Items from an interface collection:
'''
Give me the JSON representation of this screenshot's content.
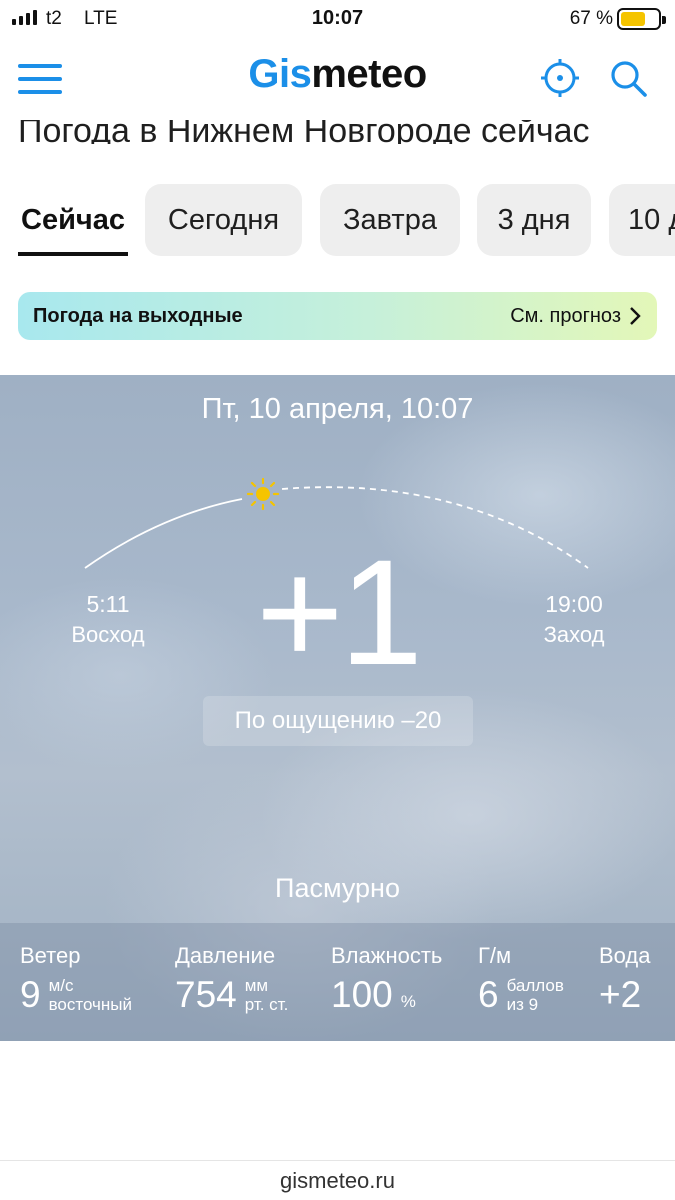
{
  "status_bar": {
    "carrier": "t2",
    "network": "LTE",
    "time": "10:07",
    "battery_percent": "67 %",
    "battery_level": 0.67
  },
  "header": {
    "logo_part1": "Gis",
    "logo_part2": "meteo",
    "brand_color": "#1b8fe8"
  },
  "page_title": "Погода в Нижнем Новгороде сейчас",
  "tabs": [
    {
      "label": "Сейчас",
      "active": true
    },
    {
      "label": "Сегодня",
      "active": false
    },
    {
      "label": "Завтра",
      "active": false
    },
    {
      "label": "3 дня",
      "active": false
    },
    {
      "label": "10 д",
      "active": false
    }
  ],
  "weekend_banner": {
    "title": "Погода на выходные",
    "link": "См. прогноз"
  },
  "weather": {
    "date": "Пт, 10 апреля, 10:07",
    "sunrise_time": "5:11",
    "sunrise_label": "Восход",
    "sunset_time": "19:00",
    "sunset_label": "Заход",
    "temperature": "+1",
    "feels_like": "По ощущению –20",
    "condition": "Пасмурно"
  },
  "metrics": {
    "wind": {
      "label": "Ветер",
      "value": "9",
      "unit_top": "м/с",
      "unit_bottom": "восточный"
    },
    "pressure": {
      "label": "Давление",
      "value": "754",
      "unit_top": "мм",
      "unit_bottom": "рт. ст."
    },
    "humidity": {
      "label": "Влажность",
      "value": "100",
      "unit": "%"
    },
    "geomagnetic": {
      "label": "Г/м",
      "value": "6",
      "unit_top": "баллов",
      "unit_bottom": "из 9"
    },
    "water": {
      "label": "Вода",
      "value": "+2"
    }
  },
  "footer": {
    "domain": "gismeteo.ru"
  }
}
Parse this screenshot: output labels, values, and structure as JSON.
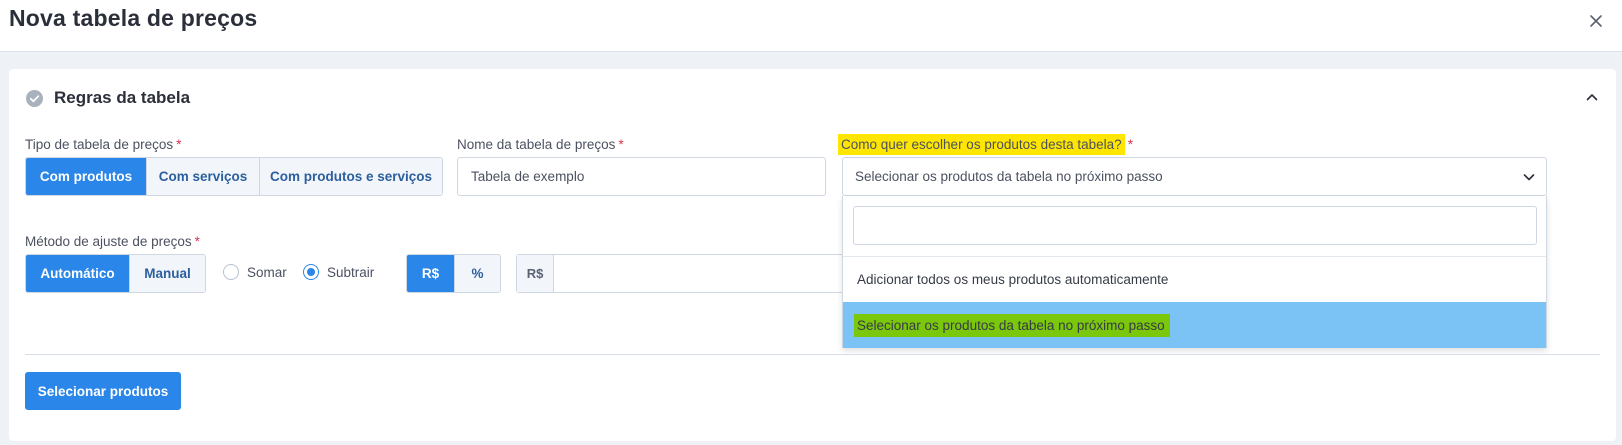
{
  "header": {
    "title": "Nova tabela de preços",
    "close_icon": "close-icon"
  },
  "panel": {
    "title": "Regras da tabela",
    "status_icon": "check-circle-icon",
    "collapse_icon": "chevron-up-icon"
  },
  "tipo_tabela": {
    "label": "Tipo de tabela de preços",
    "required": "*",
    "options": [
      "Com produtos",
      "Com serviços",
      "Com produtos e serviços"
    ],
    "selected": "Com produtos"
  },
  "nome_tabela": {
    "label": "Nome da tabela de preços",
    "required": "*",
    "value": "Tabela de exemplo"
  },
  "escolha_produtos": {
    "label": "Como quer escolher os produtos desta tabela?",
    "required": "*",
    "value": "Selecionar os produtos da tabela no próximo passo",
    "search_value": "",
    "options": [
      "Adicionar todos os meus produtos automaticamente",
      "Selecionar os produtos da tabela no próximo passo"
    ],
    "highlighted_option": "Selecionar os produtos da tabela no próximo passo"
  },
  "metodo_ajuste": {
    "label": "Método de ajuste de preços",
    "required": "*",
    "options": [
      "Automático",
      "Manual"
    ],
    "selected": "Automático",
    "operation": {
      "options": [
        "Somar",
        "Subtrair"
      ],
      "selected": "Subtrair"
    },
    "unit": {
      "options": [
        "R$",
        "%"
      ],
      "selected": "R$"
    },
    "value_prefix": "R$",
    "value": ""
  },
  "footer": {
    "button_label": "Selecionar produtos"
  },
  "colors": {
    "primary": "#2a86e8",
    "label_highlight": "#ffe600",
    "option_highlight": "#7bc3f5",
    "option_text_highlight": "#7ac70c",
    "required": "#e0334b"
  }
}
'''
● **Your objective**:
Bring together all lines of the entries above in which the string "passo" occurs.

● **Answer area**:
    "value": "Selecionar os produtos da tabela no próximo passo",
      "Selecionar os produtos da tabela no próximo passo"
    "highlighted_option": "Selecionar os produtos da tabela no próximo passo"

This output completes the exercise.